Sunday, July 18, 2010

Remembering Norway

"Remembering Norway"
11" x 14"

The Oseberg Burial Ship was unearthed in 1904 and came from an 834 A.D. Viking burial mound. The ship dates to 800 A.D. We saw this ship at the Viking Ships Museum on the island of Bygdoy, near Oslo, Norway. While traveling on a bus, I did a small drawing that I discussed in an earlier post. On the same visit, I took a photo of a finely carved wagon found in the ship.

The carvings at the top of the painting came from this wagon. I was amazed at the beauty of the work done so many centuries ago. I love the stylized animals. The woodcarving tradition is alive and well today in Norway. We visited an aquarium with a display of carvings of local scenes from 1900 to the 1950s and a gorgeous room in the Kvikne Hotel decorated with furniture and trim done by a modern master carver.

When we stayed in Balestrand on the fjords, I did a couple watercolor sketches of my wonderful view from the small hotel there. You can see the painting that inspired the fjord representation in this painting. The design of this painting is very personal, recalling my thoughts when I was on the fjords. I could imagine the Oseberg sailing the Sonjefyord and feel the texture of the carvings on the prow of the ship and on the wagon. I chose a double analgous color scheme of blue to violet and yellow to yellow orange rather than using local color.

I had a difficult time photographing this painting, so it's a bit off kilter.


hwfarber said...

This is just so totally your own memory of the trip; really well designed.

Woodcarving can probably never be improved upon. I still feel the draw of chisel and mallet; working with the grain of the wood was exciting.

Mary Paquet said...

Hallie, thanks for checking in. I love texture -- it just makes me touch. I was intriqued by the markings on the carving -- were they the grain of the wood, were they incised? I think most were incised to take advantage of the grain.

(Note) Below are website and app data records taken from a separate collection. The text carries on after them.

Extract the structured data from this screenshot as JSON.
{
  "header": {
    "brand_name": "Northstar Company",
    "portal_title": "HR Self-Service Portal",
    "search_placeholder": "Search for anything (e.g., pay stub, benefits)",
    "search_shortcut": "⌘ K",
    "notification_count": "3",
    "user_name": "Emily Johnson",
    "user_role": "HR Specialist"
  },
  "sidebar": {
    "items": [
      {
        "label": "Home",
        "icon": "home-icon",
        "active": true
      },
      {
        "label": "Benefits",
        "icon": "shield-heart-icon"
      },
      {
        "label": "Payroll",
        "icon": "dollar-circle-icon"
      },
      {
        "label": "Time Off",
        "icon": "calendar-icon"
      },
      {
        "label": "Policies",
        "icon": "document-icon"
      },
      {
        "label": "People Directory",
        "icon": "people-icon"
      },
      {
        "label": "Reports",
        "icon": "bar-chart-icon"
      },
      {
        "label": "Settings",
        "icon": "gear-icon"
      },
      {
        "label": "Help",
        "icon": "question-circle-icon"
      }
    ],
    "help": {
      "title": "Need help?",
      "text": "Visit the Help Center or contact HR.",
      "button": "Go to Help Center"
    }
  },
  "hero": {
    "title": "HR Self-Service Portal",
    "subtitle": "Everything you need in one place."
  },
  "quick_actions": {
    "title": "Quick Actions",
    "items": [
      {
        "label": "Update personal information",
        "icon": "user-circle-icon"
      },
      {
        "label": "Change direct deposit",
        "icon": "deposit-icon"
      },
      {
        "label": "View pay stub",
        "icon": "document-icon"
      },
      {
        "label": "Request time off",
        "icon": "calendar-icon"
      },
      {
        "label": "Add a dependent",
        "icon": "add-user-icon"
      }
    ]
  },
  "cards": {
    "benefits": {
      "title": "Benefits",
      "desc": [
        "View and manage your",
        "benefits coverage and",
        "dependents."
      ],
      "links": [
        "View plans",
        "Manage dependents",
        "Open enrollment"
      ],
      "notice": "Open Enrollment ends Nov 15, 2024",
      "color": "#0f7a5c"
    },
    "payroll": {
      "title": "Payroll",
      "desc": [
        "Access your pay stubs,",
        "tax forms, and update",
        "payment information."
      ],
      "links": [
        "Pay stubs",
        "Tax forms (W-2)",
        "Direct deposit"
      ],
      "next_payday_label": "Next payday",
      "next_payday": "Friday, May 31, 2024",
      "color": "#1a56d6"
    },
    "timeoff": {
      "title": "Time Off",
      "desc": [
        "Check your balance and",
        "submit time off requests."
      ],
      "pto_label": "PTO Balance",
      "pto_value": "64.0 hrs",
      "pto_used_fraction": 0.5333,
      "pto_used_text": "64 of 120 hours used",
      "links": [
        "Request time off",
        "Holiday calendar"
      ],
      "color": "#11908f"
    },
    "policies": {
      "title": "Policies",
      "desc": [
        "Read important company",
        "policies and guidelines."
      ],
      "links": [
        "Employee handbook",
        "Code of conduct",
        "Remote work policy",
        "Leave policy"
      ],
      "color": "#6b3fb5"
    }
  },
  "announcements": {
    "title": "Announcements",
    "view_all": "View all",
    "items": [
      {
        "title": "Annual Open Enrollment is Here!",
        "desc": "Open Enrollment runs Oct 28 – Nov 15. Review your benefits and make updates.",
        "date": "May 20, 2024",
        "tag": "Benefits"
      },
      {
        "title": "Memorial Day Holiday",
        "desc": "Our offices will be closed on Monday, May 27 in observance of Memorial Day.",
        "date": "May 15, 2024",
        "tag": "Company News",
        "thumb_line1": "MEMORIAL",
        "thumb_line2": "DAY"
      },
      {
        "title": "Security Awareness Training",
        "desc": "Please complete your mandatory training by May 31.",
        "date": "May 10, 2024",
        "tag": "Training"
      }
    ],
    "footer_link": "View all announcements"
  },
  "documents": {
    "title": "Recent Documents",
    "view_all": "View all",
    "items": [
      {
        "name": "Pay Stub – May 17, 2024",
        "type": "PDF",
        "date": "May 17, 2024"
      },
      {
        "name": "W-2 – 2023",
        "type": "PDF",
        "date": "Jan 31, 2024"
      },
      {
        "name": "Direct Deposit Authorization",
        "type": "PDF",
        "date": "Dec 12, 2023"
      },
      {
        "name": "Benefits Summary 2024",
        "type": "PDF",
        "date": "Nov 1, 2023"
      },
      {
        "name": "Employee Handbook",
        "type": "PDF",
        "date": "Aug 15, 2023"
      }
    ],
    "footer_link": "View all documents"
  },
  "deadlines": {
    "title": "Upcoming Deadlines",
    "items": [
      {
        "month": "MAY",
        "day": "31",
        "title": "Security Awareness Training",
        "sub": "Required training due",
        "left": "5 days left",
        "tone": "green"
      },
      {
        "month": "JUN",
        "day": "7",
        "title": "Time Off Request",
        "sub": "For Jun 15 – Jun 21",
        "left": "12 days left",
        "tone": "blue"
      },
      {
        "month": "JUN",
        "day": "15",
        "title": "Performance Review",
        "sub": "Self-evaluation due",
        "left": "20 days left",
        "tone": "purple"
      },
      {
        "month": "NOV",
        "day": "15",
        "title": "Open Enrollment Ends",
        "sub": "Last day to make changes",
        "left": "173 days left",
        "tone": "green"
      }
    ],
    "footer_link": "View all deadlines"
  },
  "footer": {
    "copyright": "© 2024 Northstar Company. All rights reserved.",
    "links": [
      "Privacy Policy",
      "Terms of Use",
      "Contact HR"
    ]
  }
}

Also, I was fascinated by the use of the circular symbol 1200 years ago and it is still used as a symbol of wholeness. I tried to find out the meanings of the Viking symbols without success.

AutumnLeaves said...

Just lovely, Mary. There is a sense that this piece was done many hundreds of years ago with the style of the piece. Beautiful work and wonderful post!

Peggy Stermer-Cox said...

Hi Mary, WONDERFUL! I like the design and I like how you orchestrated your colors. And, of course, I'm partial to the subject. Most creative!

Gary Keimig said...

interesting post and neat watercolor memory Mary

PAMO said...

Beautiful Mary! I love the complementary colors and the memory that goes with your work. Beautiful.

Charlene Brown said...

This is a wonderful composition, Mary! And thank you for the lovely stories about where each part came from.